Despite the COVID-19 pandemic, the Port of Los Angeles, which remains the U.S.’s busiest port, reported the fourth-best year on record in 2020. Specifically, the Port of Los Angeles handled 9.2 million 20-foot equivalent units, or TEUs. As reported by the Port’s Executive Director, Gene Seroka, the Port’s container business was the “most erratic” seen to date, with volume plunging by May of 2020, but then surging in the second half of the year. In the week before Christmas, the Port of Los Angeles handled twice as much cargo as it did in the same week of 2019.

Shipping rates have increased during the pandemic due to shifting consumer habits which raised demand for various products. With widespread social distancing and lockdowns throughout the United States, individuals and families have diverted spending for certain categories, such as vacations and restaurant meals, toward purchasing physical goods. Container shipping is struggling to keep up with demand amid bottlenecks at ports across the world, affecting supply chains for everything from car parts to cosmetics and medical equipment.

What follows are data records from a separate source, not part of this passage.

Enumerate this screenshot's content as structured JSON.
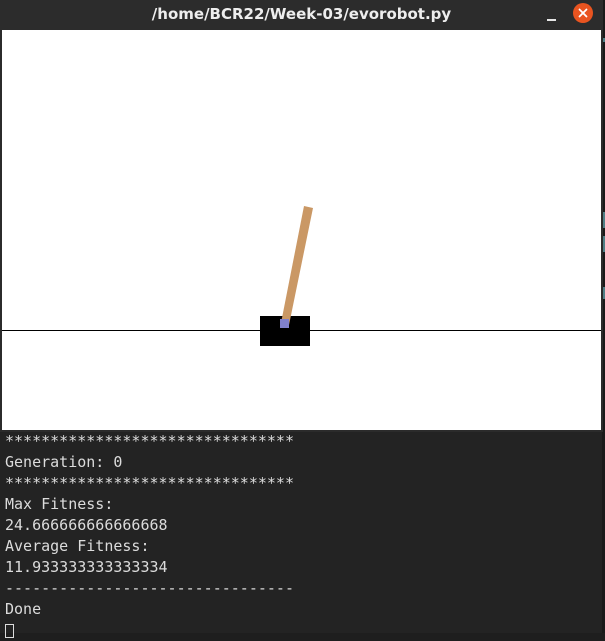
{
  "window": {
    "title": "/home/BCR22/Week-03/evorobot.py",
    "controls": {
      "minimize_icon": "minimize-icon",
      "close_icon": "close-icon",
      "close_color": "#e95420"
    }
  },
  "simulation": {
    "background": "#ffffff",
    "track_color": "#000000",
    "cart_color": "#000000",
    "pole_color": "#ca9865",
    "axle_color": "#8181cb"
  },
  "terminal": {
    "lines": [
      "********************************",
      "Generation: 0",
      "********************************",
      "Max Fitness:",
      "24.666666666666668",
      "Average Fitness:",
      "11.933333333333334",
      "--------------------------------",
      "Done"
    ]
  }
}
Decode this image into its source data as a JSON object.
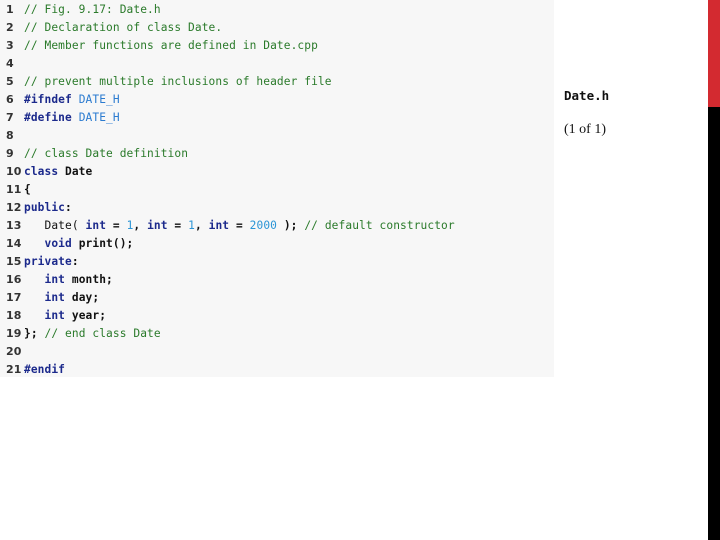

Los Angeles and Long Beach remain major entryways of goods from Asia to the United States. The high demand on container shipping, including in the Port of Los Angeles, is yet another reminder of the essential nature of the maritime industry. Dock and shipyard workersmerchant mariners, container ship crewmembers, and the other men and women who run our ports remain at the front line, and allow us all to receive the goods that we need throughout these challenging times.

BOATLAW, LLP has represented merchant marinersdock and shipyard workers, and container ship crewmembers throughout the West Coast, including in CaliforniaLos Angeles, and San Francisco, for over forty years. We stand ready to help.

Sources: Bloomberg, The Maritime Executive